Segment Open
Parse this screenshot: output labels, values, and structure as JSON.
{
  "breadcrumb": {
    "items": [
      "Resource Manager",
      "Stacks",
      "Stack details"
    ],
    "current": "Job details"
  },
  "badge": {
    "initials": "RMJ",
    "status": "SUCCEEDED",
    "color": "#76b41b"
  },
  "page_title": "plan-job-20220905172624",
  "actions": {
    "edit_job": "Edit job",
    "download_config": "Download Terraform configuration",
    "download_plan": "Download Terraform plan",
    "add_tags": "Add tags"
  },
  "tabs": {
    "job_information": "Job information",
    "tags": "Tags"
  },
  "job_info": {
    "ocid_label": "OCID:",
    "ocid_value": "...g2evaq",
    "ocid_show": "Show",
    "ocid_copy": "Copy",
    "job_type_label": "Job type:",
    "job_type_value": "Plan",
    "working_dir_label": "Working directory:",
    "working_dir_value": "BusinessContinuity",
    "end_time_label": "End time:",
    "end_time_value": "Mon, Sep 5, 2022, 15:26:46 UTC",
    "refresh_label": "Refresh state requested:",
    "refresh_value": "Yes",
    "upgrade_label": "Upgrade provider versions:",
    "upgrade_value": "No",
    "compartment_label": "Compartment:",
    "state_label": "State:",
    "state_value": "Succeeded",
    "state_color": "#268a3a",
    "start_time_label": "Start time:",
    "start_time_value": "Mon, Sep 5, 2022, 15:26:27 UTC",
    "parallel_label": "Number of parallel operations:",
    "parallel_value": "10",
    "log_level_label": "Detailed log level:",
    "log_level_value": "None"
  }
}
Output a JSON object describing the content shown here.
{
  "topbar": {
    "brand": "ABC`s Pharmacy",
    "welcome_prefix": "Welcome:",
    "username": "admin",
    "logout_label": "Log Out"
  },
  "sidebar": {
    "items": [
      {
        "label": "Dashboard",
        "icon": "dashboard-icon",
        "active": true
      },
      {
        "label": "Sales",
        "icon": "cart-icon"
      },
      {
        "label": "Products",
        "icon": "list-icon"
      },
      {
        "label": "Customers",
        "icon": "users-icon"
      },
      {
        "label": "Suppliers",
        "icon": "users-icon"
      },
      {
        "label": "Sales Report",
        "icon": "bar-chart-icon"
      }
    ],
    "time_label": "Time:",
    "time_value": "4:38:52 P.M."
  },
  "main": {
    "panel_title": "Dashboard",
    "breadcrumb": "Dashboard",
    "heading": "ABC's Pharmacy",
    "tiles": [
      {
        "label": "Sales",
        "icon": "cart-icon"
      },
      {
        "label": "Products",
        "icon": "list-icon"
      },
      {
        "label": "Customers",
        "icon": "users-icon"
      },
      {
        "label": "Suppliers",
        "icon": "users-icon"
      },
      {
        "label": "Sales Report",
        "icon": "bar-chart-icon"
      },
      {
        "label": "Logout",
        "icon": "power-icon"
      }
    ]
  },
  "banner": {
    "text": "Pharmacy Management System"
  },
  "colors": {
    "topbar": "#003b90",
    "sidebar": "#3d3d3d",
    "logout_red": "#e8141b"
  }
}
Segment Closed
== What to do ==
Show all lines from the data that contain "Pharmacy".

== Reply ==
    "brand": "ABC`s Pharmacy",
    "heading": "ABC's Pharmacy",
    "text": "Pharmacy Management System"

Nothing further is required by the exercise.